Use a palette knife to transfer the cooked beef en croûte to a wire rack and leave it to rest for five minutes. Carve three thick slices of the beef en croûte and transfer the fillet on to a serving platter. Disregard the first slice with the crust, arrange the second slice on a plate and the third in front of the beef on the platter.
For the garnish à la Bisontine (Escoffier)
Place four croustades made from pommes duchesse filled with creamed purée of cauliflower on the platter and one croustade on the plate. Place four braised Gem lettuce on the platter and one on the plate.
Arrange watercress for presentation and serve the béarnaise sauce separately.
In winning the 2010 Roux Scholarship, Kenneth Culhane, 28, becomes only the second chef from the contract catering sector to clinch the title.
Based at BaxterStorey's flagship contract at Barclays in Canary Wharf, Culhane works as sous chef to head chef Simon Attridge and executive chef Matthew Hazewell in the bank's Level 31 fine-dining operation. He was promoted from the post of chef de partie last November.
But Culhane wasn't always destined to become a chef. Originally, he hoped to have a scientific career, but once he discovered that his passion lay in food, he soon switched focus. While at the Dublin Institute of Technology (where he achieved a BA Hons in Culinary Arts), he spent time working at the city's two-Michelin-starred restaurant Patrick Guilbaud.
Once qualified and having won Student of the Year at the institute, Culhane then joined Patrick Guildbaud proper, working in various roles under head chef Guillaume Lebrun.
Then in 2005, he had the unique opportunity of a placement with Tetsuya Wakuda at his eponymous restaurant in Sydney.
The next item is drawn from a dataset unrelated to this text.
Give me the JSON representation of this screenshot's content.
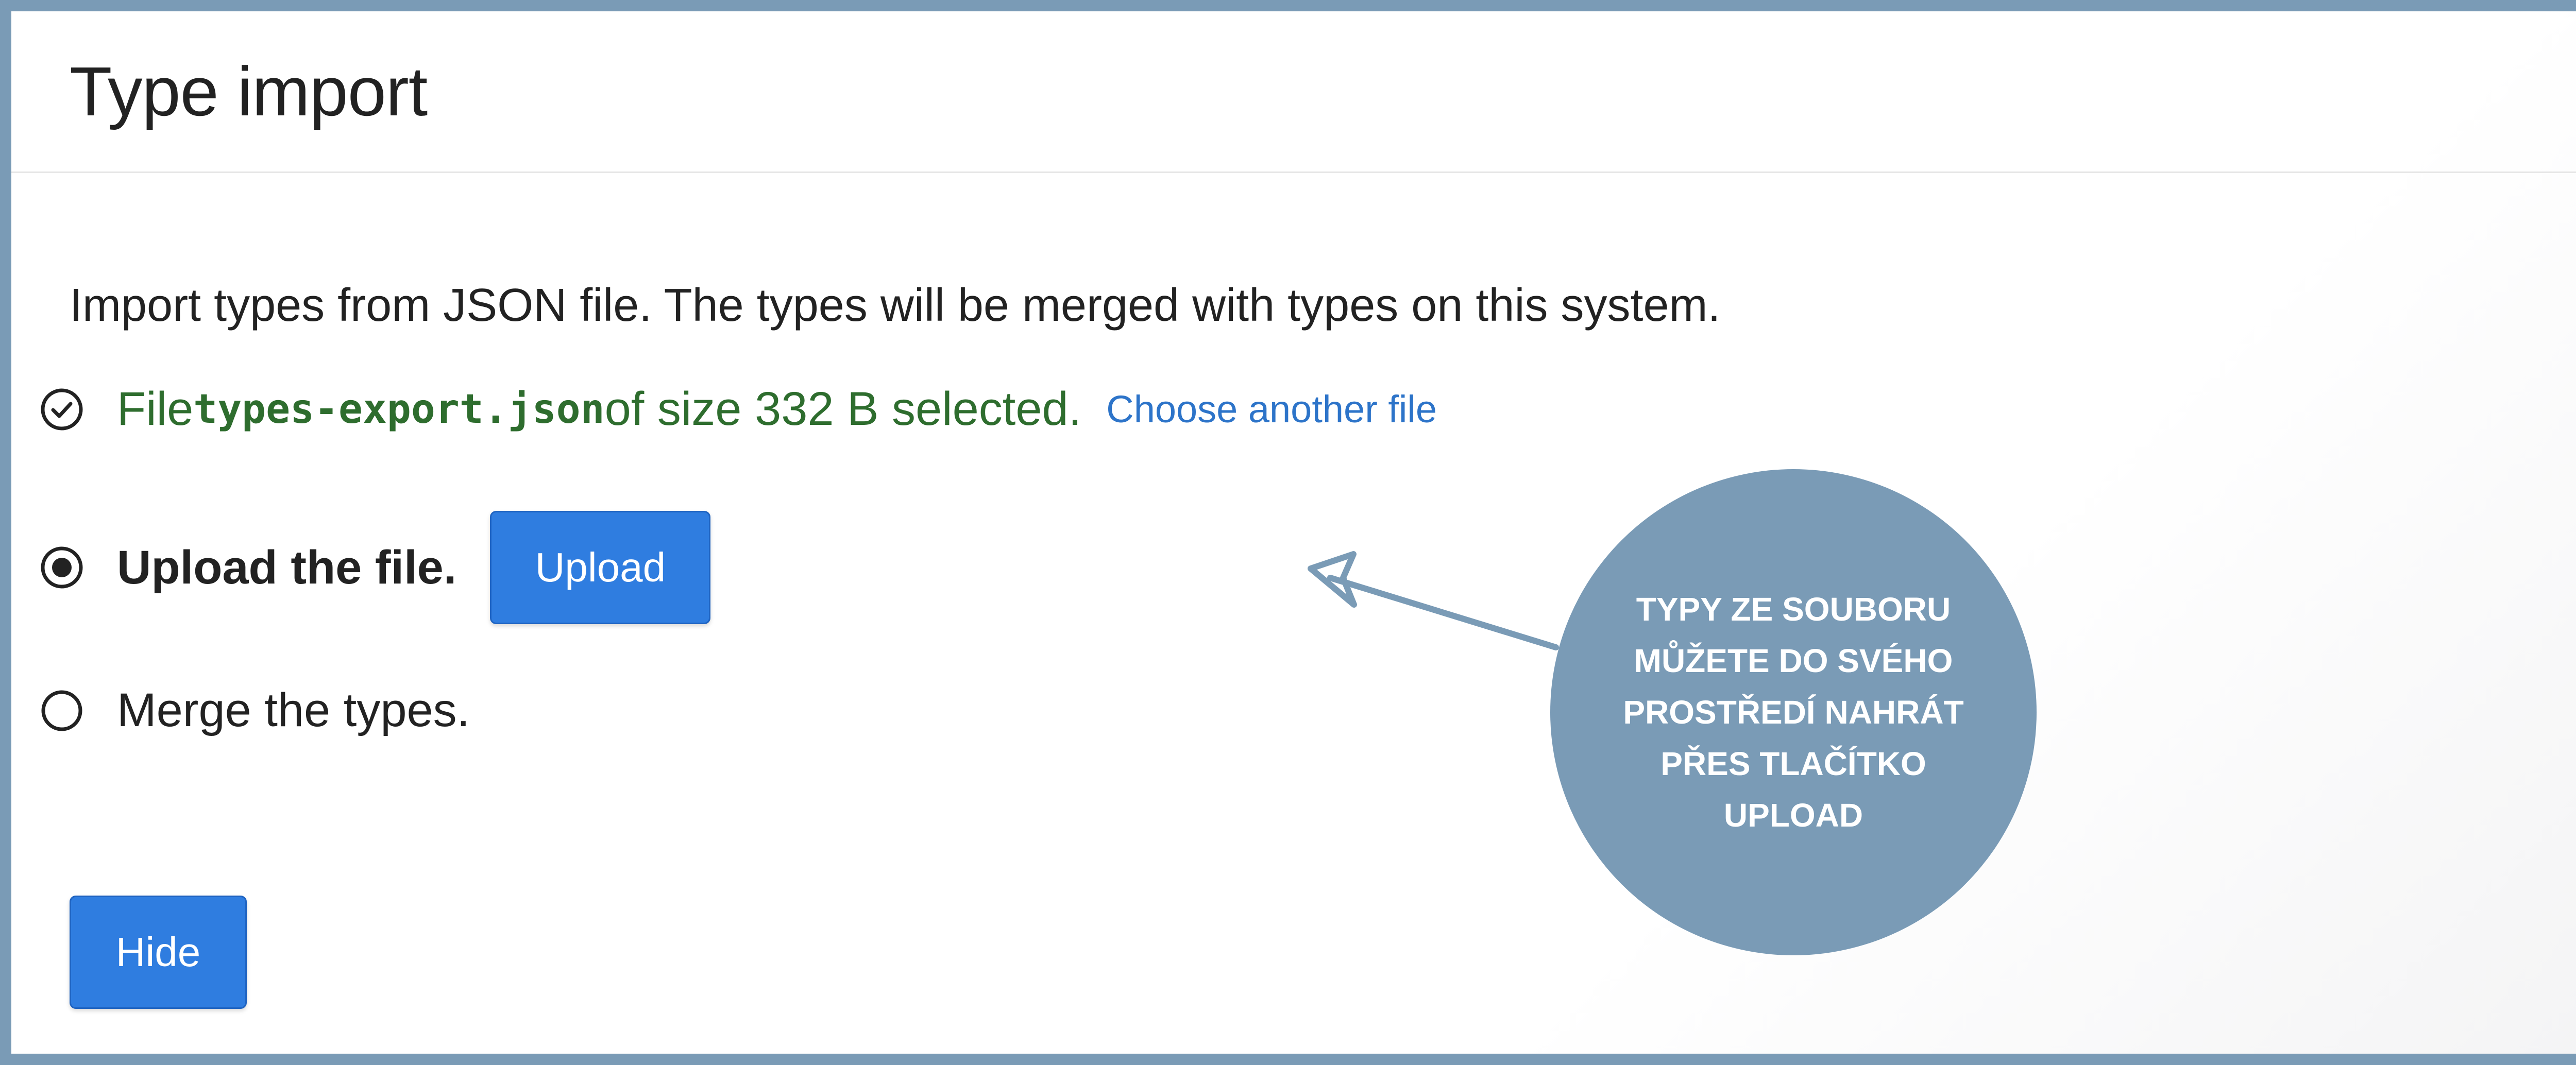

This was followed by a year spent on "a gastronomic adventure" around France including a stint at the then Michelin-starred Le Choiseul in the Loire Valley.
Culhane then moved to London, where he took up a role at the Queen's Club in West Kensington, working under head chef Colin Johnstone, before moving to BaxterStorey 15 months ago.
The predominant prize of the Roux Scholarship, and what sets it apart from all other competitions, is the opportunity for its winner to do a three-month stint at a three-Michelin-starred restaurant of choice from a rapidly expanding band of restaurants in Europe to the value of £5,000, courtesy of the Savoy Educational Trust.
However, in a break from tradition, last year's winner, Hrishikesh Desai, opted to go to Thomas Keller's the French Laundry in Napa Valley, California.
Culhane, meanwhile, has suggested that he might like to be a little closer to home at the three-Michelin-starred Regis Marcon in St Bonnet-le-Froid, south of St Etienne.
"It has been a thought but I would like to sit down with the Roux brothers and get their advice on where would be best for me to go," he says.
In addition, Culhane wins a week's work experience in New York, with flights and accommodation provided courtesy of Restaurant Associates; a jeroboam of Gosset Grande Reserve, signed by all the judges; an expenses-paid trip to visit the wine cellars of Gosset at Epernay; a trip for two to visit the Caffe Musetti roasting factory in Milan with flights and a night's accommodation courtesy of L'Unico; a year's subscription to Caterer and Hotelkeeper; a set of Global knives to the value of £1,000; a five-piece engraved set from All-Clad; a Thermomix TM31 and a travel case worth more than £900.